Your goal — Would you output all the lines below precisely as they stand, leaving each picture out?

The input —
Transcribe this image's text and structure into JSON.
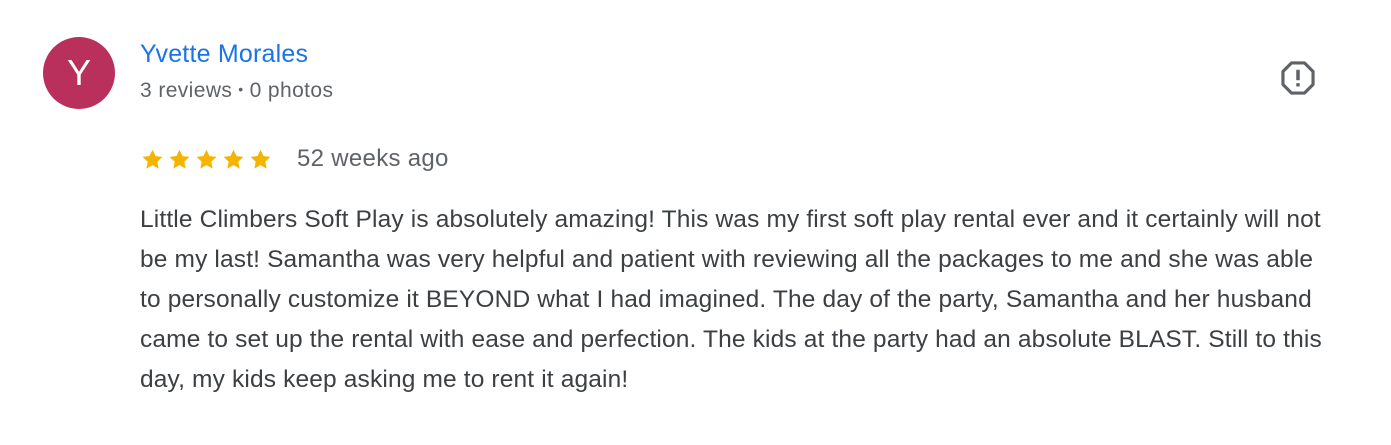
{
  "colors": {
    "avatar_bg": "#B8305B",
    "name": "#1A73E8",
    "meta": "#5F6368",
    "star": "#F4B400",
    "text": "#3C4043",
    "icon": "#5F6368"
  },
  "reviewer": {
    "initial": "Y",
    "name": "Yvette Morales",
    "reviews": "3 reviews",
    "separator": "•",
    "photos": "0 photos"
  },
  "report": {
    "icon": "report-octagon-icon"
  },
  "rating": {
    "stars": 5,
    "max_stars": 5,
    "time": "52 weeks ago"
  },
  "review": {
    "text": "Little Climbers Soft Play is absolutely amazing! This was my first soft play rental ever and it certainly will not be my last! Samantha was very helpful and patient with reviewing all the packages to me and she was able to personally customize it BEYOND what I had imagined. The day of the party, Samantha and her husband came to set up the rental with ease and perfection. The kids at the party had an absolute BLAST. Still to this day, my kids keep asking me to rent it again!"
  }
}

Output of the task —
Transcribe this image's text and structure into JSON.
{
  "colors": {
    "avatar_bg": "#B8305B",
    "name": "#1A73E8",
    "meta": "#5F6368",
    "star": "#F4B400",
    "text": "#3C4043",
    "icon": "#5F6368"
  },
  "reviewer": {
    "initial": "Y",
    "name": "Yvette Morales",
    "reviews": "3 reviews",
    "separator": "•",
    "photos": "0 photos"
  },
  "report": {
    "icon": "report-octagon-icon"
  },
  "rating": {
    "stars": 5,
    "max_stars": 5,
    "time": "52 weeks ago"
  },
  "review": {
    "text": "Little Climbers Soft Play is absolutely amazing! This was my first soft play rental ever and it certainly will not be my last! Samantha was very helpful and patient with reviewing all the packages to me and she was able to personally customize it BEYOND what I had imagined. The day of the party, Samantha and her husband came to set up the rental with ease and perfection. The kids at the party had an absolute BLAST. Still to this day, my kids keep asking me to rent it again!"
  }
}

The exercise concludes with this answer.